A Thai state enterprise has cut off power to two border town casinos in Myanmar that allegedly host major organized crime operations.
The towns of Shwe Kokko and Lay Kay Kaw in Myanmar host gambling and entertainment complexes developed by Chinese investors accused of trafficking. There are also allegations that the complexes are hubs for drug dealings.
Power from Thailand’s Provincial Electricity Authority to the complexes was cut on June 6. This is according to a police chief in Thailand’s neighboring Mae Sot district.
He said business in the affected towns seemed to be carrying on with no disruption. The theory is, that the owners of the complexes had prepared for the situation by using their own generators. The casinos will probably be able to operate for the next few weeks on the installed generators.
Thai PBS reported that power at Shwe Kokko went out for about 30 seconds before being restored. The outer parts of the town remained dark. KK Park, a casino complex linked to cyberscam and forced labor, showed no signs of a blackout at all, the report said.
Thai Interior Minister Anupong Paochinda, said the power to the two towns was cut because the supply contract expired and Myanmar’s government declined to extend it. Thailand is ready to resume supplying power should Myanmar decide to renew the deal, he said.

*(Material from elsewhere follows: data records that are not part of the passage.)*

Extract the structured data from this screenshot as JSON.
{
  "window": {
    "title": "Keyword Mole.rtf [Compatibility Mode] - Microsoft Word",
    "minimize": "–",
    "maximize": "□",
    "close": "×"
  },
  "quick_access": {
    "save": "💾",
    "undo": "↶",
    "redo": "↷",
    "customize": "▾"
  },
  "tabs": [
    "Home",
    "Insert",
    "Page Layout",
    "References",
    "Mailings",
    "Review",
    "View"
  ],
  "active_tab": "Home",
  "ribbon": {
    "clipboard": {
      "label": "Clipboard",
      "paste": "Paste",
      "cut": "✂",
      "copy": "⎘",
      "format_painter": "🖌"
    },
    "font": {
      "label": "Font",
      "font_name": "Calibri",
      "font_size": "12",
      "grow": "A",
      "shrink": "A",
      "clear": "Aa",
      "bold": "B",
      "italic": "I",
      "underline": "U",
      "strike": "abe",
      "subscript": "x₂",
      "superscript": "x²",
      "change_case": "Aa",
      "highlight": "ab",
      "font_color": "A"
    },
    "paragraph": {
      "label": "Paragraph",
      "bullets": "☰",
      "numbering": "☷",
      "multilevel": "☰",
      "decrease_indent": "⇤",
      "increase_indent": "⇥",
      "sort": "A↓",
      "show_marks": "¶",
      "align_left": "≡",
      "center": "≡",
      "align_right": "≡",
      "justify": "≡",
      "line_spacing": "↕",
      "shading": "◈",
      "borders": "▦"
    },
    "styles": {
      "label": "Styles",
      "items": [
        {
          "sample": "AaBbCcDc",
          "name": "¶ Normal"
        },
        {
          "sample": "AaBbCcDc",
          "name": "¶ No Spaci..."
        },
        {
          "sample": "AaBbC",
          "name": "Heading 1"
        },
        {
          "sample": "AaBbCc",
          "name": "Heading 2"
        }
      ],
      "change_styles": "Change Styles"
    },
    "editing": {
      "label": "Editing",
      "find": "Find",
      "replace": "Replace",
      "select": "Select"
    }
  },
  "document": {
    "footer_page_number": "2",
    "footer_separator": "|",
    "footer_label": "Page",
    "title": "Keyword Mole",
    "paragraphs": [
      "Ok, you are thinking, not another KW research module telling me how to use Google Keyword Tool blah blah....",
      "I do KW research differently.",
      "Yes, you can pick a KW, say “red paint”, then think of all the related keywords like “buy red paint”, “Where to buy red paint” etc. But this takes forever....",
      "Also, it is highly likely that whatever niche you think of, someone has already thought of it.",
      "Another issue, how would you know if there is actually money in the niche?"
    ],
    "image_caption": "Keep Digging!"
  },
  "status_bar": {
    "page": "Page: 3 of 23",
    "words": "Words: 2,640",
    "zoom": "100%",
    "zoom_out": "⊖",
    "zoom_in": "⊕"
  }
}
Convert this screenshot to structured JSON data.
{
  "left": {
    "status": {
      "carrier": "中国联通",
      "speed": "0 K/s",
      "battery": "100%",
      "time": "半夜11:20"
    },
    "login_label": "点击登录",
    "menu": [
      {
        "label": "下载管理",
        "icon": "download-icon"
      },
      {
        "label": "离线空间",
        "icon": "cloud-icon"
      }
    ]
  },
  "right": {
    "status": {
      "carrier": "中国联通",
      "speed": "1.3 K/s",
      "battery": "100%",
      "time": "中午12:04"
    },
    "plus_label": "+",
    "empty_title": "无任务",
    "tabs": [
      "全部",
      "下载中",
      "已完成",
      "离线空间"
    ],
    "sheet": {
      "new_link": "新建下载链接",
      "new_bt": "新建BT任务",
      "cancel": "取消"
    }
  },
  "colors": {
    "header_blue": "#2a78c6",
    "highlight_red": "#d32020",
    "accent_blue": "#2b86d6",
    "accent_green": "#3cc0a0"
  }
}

Myanmar’s military government has not publicly explained its position on the matter.
Lawlessness, especially drug trafficking, flourishes in Myanmar’s border region because the central government is unable to fully exercise authority there.
Reports last week said the Myanmar government asked Thai authorities to cut the power supply to the casino areas. This prompted an inter-agency meeting on the Thai side to discuss the possible impacts.